● Directions: Return the entries below exactly as written.

__________

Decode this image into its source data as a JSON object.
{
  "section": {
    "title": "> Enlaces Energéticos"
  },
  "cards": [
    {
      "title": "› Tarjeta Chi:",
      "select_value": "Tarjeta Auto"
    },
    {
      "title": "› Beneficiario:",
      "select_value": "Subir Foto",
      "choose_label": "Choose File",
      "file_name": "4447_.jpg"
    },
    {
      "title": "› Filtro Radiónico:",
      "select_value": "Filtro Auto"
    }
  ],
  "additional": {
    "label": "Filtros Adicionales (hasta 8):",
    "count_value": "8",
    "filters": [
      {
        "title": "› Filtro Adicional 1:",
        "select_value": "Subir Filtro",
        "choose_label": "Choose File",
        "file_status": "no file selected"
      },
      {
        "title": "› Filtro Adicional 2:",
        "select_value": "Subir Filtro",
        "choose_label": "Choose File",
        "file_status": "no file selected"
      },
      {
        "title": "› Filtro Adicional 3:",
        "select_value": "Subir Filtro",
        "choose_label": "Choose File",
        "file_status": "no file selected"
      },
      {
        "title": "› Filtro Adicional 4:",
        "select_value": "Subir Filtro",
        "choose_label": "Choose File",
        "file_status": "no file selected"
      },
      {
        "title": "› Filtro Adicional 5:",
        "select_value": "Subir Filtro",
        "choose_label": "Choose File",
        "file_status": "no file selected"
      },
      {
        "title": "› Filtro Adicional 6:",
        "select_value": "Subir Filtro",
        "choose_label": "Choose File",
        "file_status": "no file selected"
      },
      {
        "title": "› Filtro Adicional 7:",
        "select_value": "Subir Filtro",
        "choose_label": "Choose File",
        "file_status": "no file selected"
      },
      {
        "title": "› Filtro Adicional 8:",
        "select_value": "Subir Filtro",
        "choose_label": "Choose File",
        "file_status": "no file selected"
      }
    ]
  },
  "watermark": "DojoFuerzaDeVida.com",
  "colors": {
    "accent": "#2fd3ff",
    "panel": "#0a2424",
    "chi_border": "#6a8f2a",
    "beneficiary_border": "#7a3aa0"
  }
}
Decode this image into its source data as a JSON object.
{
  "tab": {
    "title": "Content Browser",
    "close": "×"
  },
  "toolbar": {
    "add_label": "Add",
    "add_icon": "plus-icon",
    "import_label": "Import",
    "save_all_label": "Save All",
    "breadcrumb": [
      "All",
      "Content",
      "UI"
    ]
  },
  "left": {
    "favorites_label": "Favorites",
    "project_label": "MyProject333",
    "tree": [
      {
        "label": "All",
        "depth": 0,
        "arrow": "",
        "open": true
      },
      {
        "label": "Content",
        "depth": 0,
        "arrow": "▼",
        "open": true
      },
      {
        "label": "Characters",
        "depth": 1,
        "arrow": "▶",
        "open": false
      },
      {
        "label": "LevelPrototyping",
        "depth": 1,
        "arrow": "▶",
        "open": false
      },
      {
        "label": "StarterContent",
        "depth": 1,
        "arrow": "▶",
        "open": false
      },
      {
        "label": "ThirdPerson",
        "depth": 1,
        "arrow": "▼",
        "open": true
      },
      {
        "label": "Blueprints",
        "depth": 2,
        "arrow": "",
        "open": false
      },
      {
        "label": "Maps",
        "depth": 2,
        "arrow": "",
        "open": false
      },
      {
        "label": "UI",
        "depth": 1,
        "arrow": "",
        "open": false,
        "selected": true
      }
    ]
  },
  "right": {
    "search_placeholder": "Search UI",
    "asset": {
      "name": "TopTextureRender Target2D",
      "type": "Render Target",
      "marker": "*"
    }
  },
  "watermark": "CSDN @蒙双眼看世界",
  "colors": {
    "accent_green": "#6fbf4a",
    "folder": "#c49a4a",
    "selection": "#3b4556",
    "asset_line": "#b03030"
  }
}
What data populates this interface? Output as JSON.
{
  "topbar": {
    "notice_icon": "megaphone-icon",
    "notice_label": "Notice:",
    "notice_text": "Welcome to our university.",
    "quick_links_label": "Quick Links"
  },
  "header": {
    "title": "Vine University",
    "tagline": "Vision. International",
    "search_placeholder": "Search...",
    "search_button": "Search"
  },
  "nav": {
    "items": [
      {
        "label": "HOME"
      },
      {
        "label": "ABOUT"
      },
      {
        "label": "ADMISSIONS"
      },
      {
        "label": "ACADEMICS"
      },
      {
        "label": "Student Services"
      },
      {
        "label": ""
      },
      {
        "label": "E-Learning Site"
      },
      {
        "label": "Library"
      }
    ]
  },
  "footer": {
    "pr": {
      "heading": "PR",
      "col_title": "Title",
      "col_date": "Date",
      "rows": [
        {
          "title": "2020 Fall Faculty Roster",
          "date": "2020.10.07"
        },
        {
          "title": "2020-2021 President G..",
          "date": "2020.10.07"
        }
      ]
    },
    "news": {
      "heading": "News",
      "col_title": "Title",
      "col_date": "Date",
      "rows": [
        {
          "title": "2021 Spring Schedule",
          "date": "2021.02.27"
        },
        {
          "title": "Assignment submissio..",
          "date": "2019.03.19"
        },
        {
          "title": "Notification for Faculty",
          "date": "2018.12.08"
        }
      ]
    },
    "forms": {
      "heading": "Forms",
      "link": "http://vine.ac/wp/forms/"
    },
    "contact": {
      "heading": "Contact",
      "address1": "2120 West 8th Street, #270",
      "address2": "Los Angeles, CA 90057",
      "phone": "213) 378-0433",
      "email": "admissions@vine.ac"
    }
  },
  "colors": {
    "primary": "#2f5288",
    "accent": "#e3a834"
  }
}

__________

● Exercise output:
Decode this image into its source data as a JSON object.
{
  "section": {
    "title": "> Enlaces Energéticos"
  },
  "cards": [
    {
      "title": "› Tarjeta Chi:",
      "select_value": "Tarjeta Auto"
    },
    {
      "title": "› Beneficiario:",
      "select_value": "Subir Foto",
      "choose_label": "Choose File",
      "file_name": "4447_.jpg"
    },
    {
      "title": "› Filtro Radiónico:",
      "select_value": "Filtro Auto"
    }
  ],
  "additional": {
    "label": "Filtros Adicionales (hasta 8):",
    "count_value": "8",
    "filters": [
      {
        "title": "› Filtro Adicional 1:",
        "select_value": "Subir Filtro",
        "choose_label": "Choose File",
        "file_status": "no file selected"
      },
      {
        "title": "› Filtro Adicional 2:",
        "select_value": "Subir Filtro",
        "choose_label": "Choose File",
        "file_status": "no file selected"
      },
      {
        "title": "› Filtro Adicional 3:",
        "select_value": "Subir Filtro",
        "choose_label": "Choose File",
        "file_status": "no file selected"
      },
      {
        "title": "› Filtro Adicional 4:",
        "select_value": "Subir Filtro",
        "choose_label": "Choose File",
        "file_status": "no file selected"
      },
      {
        "title": "› Filtro Adicional 5:",
        "select_value": "Subir Filtro",
        "choose_label": "Choose File",
        "file_status": "no file selected"
      },
      {
        "title": "› Filtro Adicional 6:",
        "select_value": "Subir Filtro",
        "choose_label": "Choose File",
        "file_status": "no file selected"
      },
      {
        "title": "› Filtro Adicional 7:",
        "select_value": "Subir Filtro",
        "choose_label": "Choose File",
        "file_status": "no file selected"
      },
      {
        "title": "› Filtro Adicional 8:",
        "select_value": "Subir Filtro",
        "choose_label": "Choose File",
        "file_status": "no file selected"
      }
    ]
  },
  "watermark": "DojoFuerzaDeVida.com",
  "colors": {
    "accent": "#2fd3ff",
    "panel": "#0a2424",
    "chi_border": "#6a8f2a",
    "beneficiary_border": "#7a3aa0"
  }
}
Decode this image into its source data as a JSON object.
{
  "tab": {
    "title": "Content Browser",
    "close": "×"
  },
  "toolbar": {
    "add_label": "Add",
    "add_icon": "plus-icon",
    "import_label": "Import",
    "save_all_label": "Save All",
    "breadcrumb": [
      "All",
      "Content",
      "UI"
    ]
  },
  "left": {
    "favorites_label": "Favorites",
    "project_label": "MyProject333",
    "tree": [
      {
        "label": "All",
        "depth": 0,
        "arrow": "",
        "open": true
      },
      {
        "label": "Content",
        "depth": 0,
        "arrow": "▼",
        "open": true
      },
      {
        "label": "Characters",
        "depth": 1,
        "arrow": "▶",
        "open": false
      },
      {
        "label": "LevelPrototyping",
        "depth": 1,
        "arrow": "▶",
        "open": false
      },
      {
        "label": "StarterContent",
        "depth": 1,
        "arrow": "▶",
        "open": false
      },
      {
        "label": "ThirdPerson",
        "depth": 1,
        "arrow": "▼",
        "open": true
      },
      {
        "label": "Blueprints",
        "depth": 2,
        "arrow": "",
        "open": false
      },
      {
        "label": "Maps",
        "depth": 2,
        "arrow": "",
        "open": false
      },
      {
        "label": "UI",
        "depth": 1,
        "arrow": "",
        "open": false,
        "selected": true
      }
    ]
  },
  "right": {
    "search_placeholder": "Search UI",
    "asset": {
      "name": "TopTextureRender Target2D",
      "type": "Render Target",
      "marker": "*"
    }
  },
  "watermark": "CSDN @蒙双眼看世界",
  "colors": {
    "accent_green": "#6fbf4a",
    "folder": "#c49a4a",
    "selection": "#3b4556",
    "asset_line": "#b03030"
  }
}
What data populates this interface? Output as JSON.
{
  "topbar": {
    "notice_icon": "megaphone-icon",
    "notice_label": "Notice:",
    "notice_text": "Welcome to our university.",
    "quick_links_label": "Quick Links"
  },
  "header": {
    "title": "Vine University",
    "tagline": "Vision. International",
    "search_placeholder": "Search...",
    "search_button": "Search"
  },
  "nav": {
    "items": [
      {
        "label": "HOME"
      },
      {
        "label": "ABOUT"
      },
      {
        "label": "ADMISSIONS"
      },
      {
        "label": "ACADEMICS"
      },
      {
        "label": "Student Services"
      },
      {
        "label": ""
      },
      {
        "label": "E-Learning Site"
      },
      {
        "label": "Library"
      }
    ]
  },
  "footer": {
    "pr": {
      "heading": "PR",
      "col_title": "Title",
      "col_date": "Date",
      "rows": [
        {
          "title": "2020 Fall Faculty Roster",
          "date": "2020.10.07"
        },
        {
          "title": "2020-2021 President G..",
          "date": "2020.10.07"
        }
      ]
    },
    "news": {
      "heading": "News",
      "col_title": "Title",
      "col_date": "Date",
      "rows": [
        {
          "title": "2021 Spring Schedule",
          "date": "2021.02.27"
        },
        {
          "title": "Assignment submissio..",
          "date": "2019.03.19"
        },
        {
          "title": "Notification for Faculty",
          "date": "2018.12.08"
        }
      ]
    },
    "forms": {
      "heading": "Forms",
      "link": "http://vine.ac/wp/forms/"
    },
    "contact": {
      "heading": "Contact",
      "address1": "2120 West 8th Street, #270",
      "address2": "Los Angeles, CA 90057",
      "phone": "213) 378-0433",
      "email": "admissions@vine.ac"
    }
  },
  "colors": {
    "primary": "#2f5288",
    "accent": "#e3a834"
  }
}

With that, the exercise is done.